# Listed entries
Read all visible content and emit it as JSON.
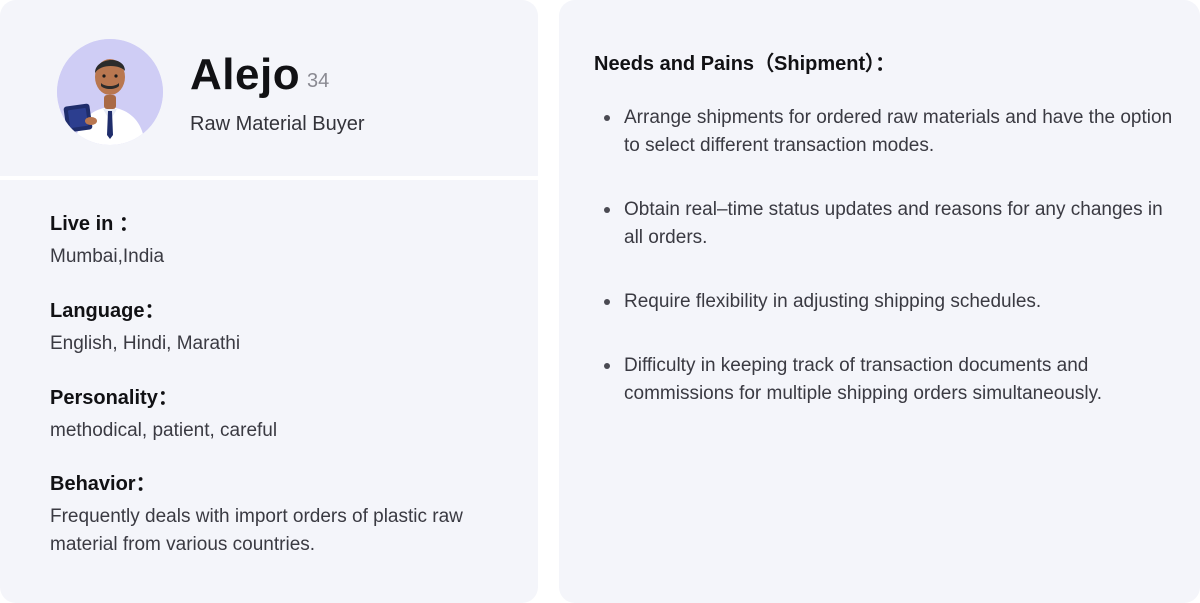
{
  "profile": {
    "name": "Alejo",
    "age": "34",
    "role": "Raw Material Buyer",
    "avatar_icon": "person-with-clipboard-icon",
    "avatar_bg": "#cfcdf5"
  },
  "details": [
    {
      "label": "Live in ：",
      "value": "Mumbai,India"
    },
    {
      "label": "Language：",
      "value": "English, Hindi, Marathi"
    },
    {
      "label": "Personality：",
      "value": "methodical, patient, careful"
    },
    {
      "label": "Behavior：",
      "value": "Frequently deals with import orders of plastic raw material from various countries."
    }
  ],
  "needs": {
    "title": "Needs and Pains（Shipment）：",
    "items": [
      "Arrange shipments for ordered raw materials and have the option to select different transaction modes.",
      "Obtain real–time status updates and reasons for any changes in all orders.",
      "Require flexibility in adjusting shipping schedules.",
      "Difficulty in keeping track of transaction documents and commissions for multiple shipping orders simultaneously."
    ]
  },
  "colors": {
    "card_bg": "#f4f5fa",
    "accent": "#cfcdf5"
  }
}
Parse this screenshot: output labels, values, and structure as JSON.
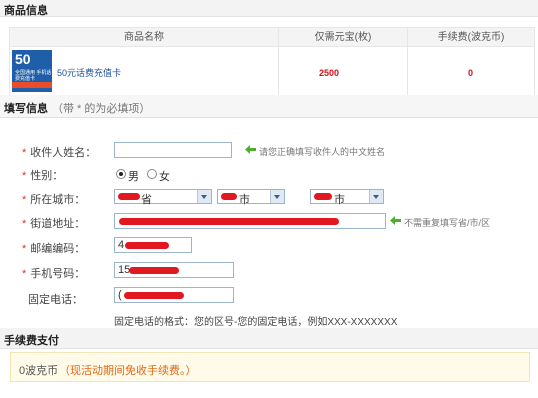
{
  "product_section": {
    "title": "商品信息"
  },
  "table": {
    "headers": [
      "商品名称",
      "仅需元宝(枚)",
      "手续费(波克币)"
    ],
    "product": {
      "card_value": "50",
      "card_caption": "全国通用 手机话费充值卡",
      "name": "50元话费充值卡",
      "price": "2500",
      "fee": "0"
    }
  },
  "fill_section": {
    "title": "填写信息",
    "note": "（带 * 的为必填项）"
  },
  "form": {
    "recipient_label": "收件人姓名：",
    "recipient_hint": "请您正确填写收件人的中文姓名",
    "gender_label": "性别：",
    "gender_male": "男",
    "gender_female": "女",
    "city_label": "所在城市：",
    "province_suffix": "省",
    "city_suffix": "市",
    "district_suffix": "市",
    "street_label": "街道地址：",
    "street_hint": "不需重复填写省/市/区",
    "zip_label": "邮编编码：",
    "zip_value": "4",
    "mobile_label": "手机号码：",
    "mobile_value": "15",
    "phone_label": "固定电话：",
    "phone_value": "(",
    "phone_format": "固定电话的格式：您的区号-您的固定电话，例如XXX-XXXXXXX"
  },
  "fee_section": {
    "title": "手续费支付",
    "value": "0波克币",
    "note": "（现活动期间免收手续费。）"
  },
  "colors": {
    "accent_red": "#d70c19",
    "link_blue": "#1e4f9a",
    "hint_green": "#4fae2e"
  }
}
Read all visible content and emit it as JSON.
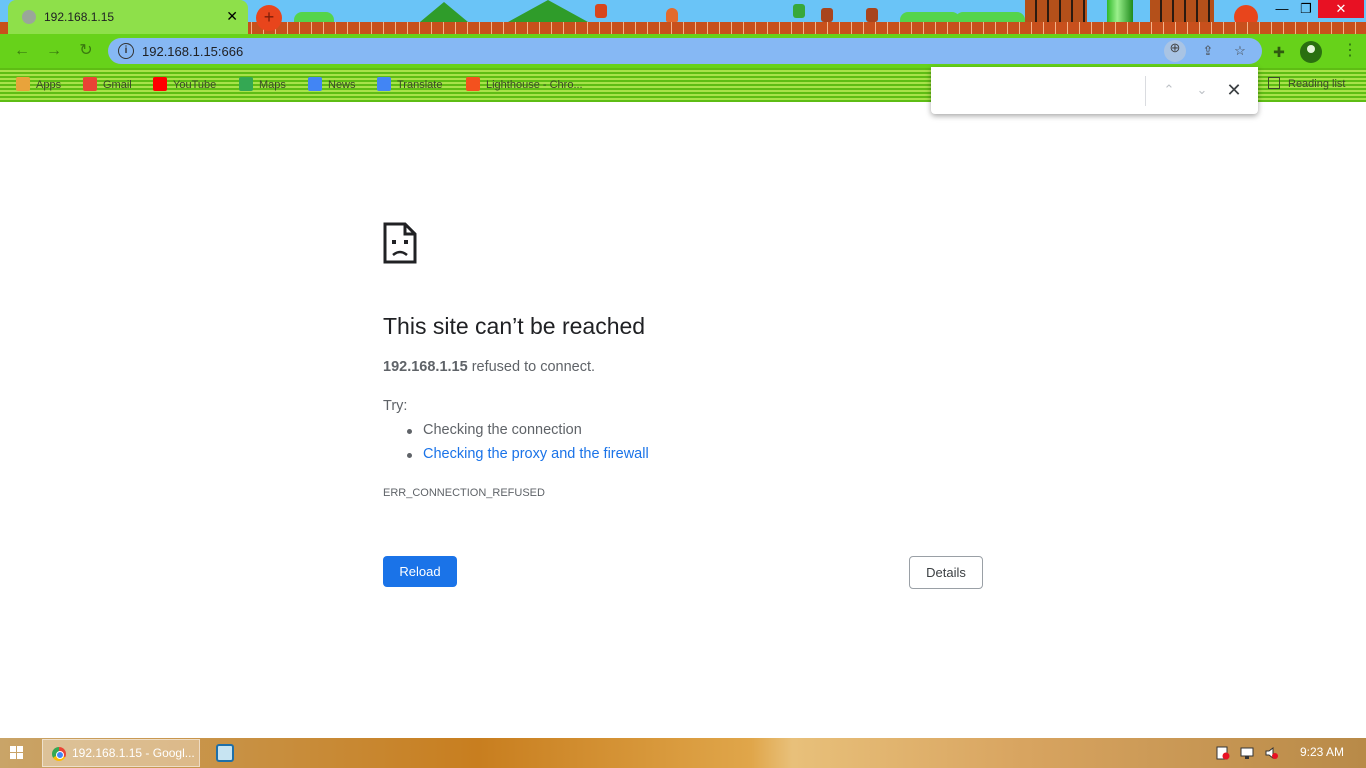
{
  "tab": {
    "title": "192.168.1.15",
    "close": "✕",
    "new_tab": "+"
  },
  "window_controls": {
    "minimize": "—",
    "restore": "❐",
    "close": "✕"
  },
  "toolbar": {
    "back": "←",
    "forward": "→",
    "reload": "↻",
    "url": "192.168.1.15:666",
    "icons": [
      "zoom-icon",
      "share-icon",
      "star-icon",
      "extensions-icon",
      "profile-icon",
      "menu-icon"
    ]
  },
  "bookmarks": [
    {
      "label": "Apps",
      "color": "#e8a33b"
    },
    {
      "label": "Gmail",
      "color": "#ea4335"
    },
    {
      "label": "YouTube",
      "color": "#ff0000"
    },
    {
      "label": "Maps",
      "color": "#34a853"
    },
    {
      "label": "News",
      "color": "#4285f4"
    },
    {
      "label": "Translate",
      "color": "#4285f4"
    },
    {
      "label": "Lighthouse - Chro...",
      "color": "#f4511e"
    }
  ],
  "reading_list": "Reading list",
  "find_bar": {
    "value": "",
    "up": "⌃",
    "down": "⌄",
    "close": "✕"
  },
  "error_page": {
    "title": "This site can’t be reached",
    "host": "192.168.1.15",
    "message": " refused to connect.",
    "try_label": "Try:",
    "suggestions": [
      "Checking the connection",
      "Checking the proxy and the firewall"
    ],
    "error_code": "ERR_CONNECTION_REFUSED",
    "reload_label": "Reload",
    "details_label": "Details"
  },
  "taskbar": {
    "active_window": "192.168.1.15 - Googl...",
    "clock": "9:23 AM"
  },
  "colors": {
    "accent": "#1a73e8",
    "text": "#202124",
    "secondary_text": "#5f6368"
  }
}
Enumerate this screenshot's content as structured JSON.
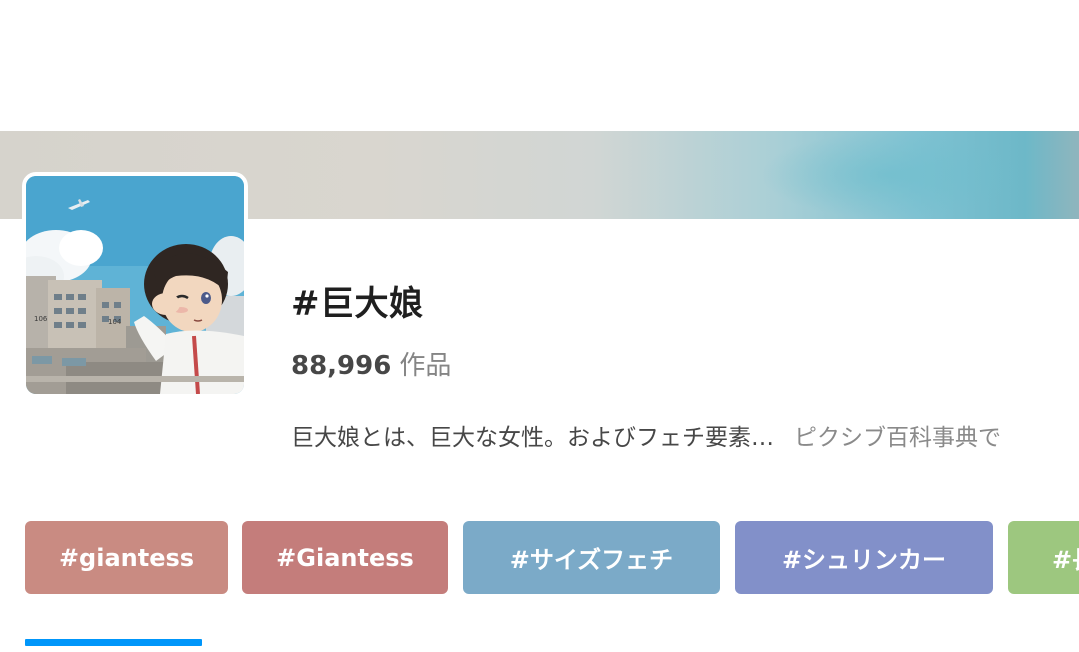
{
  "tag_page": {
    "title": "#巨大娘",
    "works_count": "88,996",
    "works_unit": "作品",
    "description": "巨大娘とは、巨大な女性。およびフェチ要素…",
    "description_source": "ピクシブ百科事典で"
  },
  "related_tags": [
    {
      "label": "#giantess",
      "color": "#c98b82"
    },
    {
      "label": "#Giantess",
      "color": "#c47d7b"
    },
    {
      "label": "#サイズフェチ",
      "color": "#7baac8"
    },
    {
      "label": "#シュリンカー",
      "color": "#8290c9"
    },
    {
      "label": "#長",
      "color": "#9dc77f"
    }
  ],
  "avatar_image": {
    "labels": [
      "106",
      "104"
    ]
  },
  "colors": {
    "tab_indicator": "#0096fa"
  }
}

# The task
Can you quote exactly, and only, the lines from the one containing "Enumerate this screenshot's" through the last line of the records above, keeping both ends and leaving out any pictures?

# Response
Enumerate this screenshot's content as structured JSON.
{
  "tag_page": {
    "title": "#巨大娘",
    "works_count": "88,996",
    "works_unit": "作品",
    "description": "巨大娘とは、巨大な女性。およびフェチ要素…",
    "description_source": "ピクシブ百科事典で"
  },
  "related_tags": [
    {
      "label": "#giantess",
      "color": "#c98b82"
    },
    {
      "label": "#Giantess",
      "color": "#c47d7b"
    },
    {
      "label": "#サイズフェチ",
      "color": "#7baac8"
    },
    {
      "label": "#シュリンカー",
      "color": "#8290c9"
    },
    {
      "label": "#長",
      "color": "#9dc77f"
    }
  ],
  "avatar_image": {
    "labels": [
      "106",
      "104"
    ]
  },
  "colors": {
    "tab_indicator": "#0096fa"
  }
}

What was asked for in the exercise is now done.